(Data extracted from a collection)

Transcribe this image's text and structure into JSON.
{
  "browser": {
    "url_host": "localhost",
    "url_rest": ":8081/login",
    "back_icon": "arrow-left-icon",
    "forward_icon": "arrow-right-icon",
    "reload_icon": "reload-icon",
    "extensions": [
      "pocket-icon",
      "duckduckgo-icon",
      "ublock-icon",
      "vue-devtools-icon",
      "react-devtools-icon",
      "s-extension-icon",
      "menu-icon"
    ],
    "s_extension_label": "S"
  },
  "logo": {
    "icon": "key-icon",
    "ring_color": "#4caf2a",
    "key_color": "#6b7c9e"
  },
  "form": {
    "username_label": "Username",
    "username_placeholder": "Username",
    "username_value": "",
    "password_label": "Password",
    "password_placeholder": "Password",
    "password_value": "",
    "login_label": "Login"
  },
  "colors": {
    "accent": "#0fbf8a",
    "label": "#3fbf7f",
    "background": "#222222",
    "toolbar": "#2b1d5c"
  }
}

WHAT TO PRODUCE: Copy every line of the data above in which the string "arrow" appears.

ANSWER:
    "back_icon": "arrow-left-icon",
    "forward_icon": "arrow-right-icon",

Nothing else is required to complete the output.